"10-page" Literature Reviews for Seminar:


"30+ page" Literature Review (written as an IT Masters Culmination Activity)
Here is an example of a well-written, student-written literature review.  The review is actually 39 pages (+ references) but it will provide a good example.

Facilitating Transfer for Adult Learners Through Cross-Cultural e-Learning by Andy Rose

What do you think?  Were these examples useful?

Z

Module 11: Refining Your Abstract

You are almost done!!!

You have written your Introduction, Methodology, Analysis and Discussion, Conclusions and Recommendations.   Now all that you need to do is complete the beginning and the end of your Literature Review.  You need to complete your Abstract and your References.

Abstract

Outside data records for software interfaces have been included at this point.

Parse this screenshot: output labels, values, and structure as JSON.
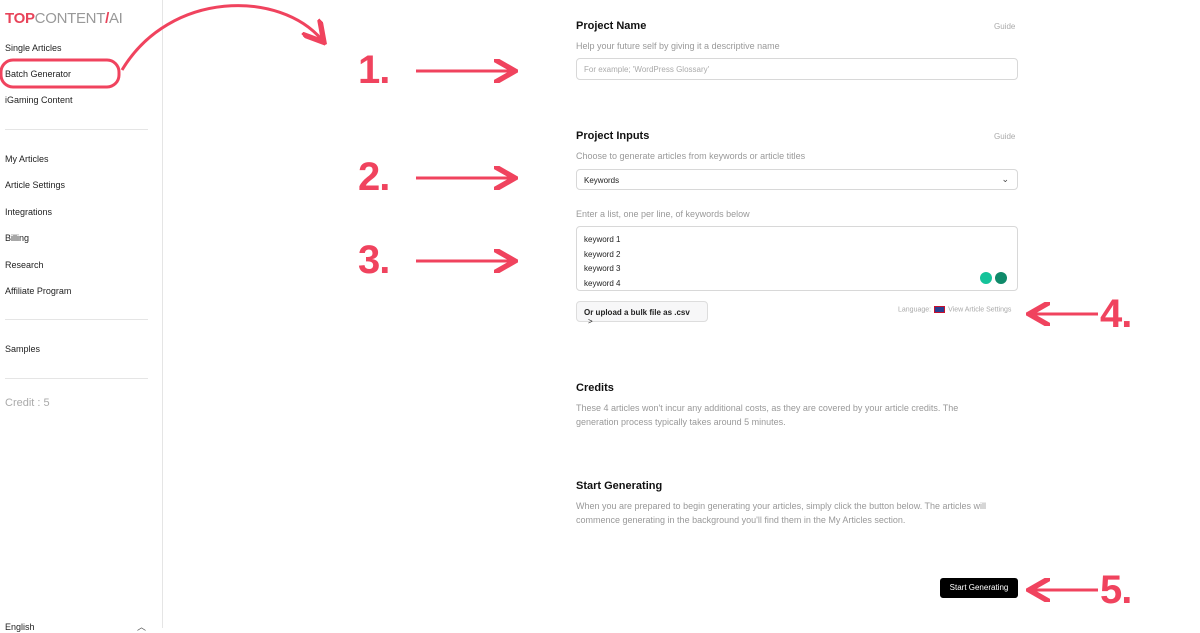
{
  "sidebar": {
    "logo": {
      "top": "TOP",
      "content": "CONTENT",
      "slash": "/",
      "ai": "AI"
    },
    "items": [
      "Single Articles",
      "Batch Generator",
      "iGaming Content",
      "My Articles",
      "Article Settings",
      "Integrations",
      "Billing",
      "Research",
      "Affiliate Program",
      "Samples"
    ],
    "credit": "Credit : 5",
    "language": "English"
  },
  "main": {
    "project_name": {
      "title": "Project Name",
      "guide": "Guide",
      "subtitle": "Help your future self by giving it a descriptive name",
      "placeholder": "For example; 'WordPress Glossary'"
    },
    "project_inputs": {
      "title": "Project Inputs",
      "guide": "Guide",
      "subtitle": "Choose to generate articles from keywords or article titles",
      "selected": "Keywords",
      "list_label": "Enter a list, one per line, of keywords below",
      "keywords": [
        "keyword 1",
        "keyword 2",
        "keyword 3",
        "keyword 4"
      ],
      "upload": "Or upload a bulk file as .csv",
      "language_label": "Language:",
      "view_settings": "View Article Settings"
    },
    "credits": {
      "title": "Credits",
      "text": "These 4 articles won't incur any additional costs, as they are covered by your article credits. The generation process typically takes around 5 minutes."
    },
    "start": {
      "title": "Start Generating",
      "text": "When you are prepared to begin generating your articles, simply click the button below. The articles will commence generating in the background you'll find them in the My Articles section.",
      "button": "Start Generating"
    }
  },
  "annotations": {
    "numbers": [
      "1.",
      "2.",
      "3.",
      "4.",
      "5."
    ],
    "color": "#f0435e"
  }
}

You have been reading abstracts forever.  These are the short, 150-word descriptions that give you a brief description of the contents of the article.  Within this short passage, you expect to find the topic, purpose, methodology and conclusions. This provides a usable overview for researchers.

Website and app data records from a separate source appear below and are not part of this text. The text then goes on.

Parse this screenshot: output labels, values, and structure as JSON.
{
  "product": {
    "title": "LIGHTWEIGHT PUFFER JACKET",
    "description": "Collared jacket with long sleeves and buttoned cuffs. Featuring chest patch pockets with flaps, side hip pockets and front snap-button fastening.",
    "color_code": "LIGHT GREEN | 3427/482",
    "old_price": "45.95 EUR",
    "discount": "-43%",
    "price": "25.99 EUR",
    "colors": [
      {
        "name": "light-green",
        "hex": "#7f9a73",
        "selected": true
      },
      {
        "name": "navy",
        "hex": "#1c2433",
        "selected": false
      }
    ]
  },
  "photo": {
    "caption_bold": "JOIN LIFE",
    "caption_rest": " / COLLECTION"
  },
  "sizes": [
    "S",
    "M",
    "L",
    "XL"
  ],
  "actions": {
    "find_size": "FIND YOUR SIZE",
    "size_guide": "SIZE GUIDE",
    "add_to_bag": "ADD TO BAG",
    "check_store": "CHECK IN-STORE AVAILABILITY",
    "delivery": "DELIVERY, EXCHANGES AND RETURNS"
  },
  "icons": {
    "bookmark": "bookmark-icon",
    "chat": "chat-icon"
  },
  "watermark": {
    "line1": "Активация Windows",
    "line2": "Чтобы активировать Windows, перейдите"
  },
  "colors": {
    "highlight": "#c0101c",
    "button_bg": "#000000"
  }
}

Your abstract should follow the same structure as your review:
  1. Describe the topic in one sentence;
  2. Explain the purpose, thesis or organizing construct and the scope of the article;
  3. List the sources used; and
  4. Review the conclusions.
The best way to evaluate the completeness of an abstract is by asking yourself if it tells enough about the article for a researcher to read and decide whether this article will be useful for her research.

Here is an example of a good abstract that follows the outline above:


Universal Design for Learning (UDL) can be used to create differentiated learning environments. This review examines the effects of Universal Design for Learning on student achievement in a secondary school setting. Seven peer-reviewed research studies and one doctoral dissertation published between 2002-2010 were selected for analysis. The reviewed research studies indicated that students tended to perform better when material was presented through a multitude of channels and students were given a choice of methods for demonstrating proficiency. Future research into using UDL in the K-12 curriculum was recommended. (88 words)

Did it accomplish what was intended?  Please note that it is only 88 words.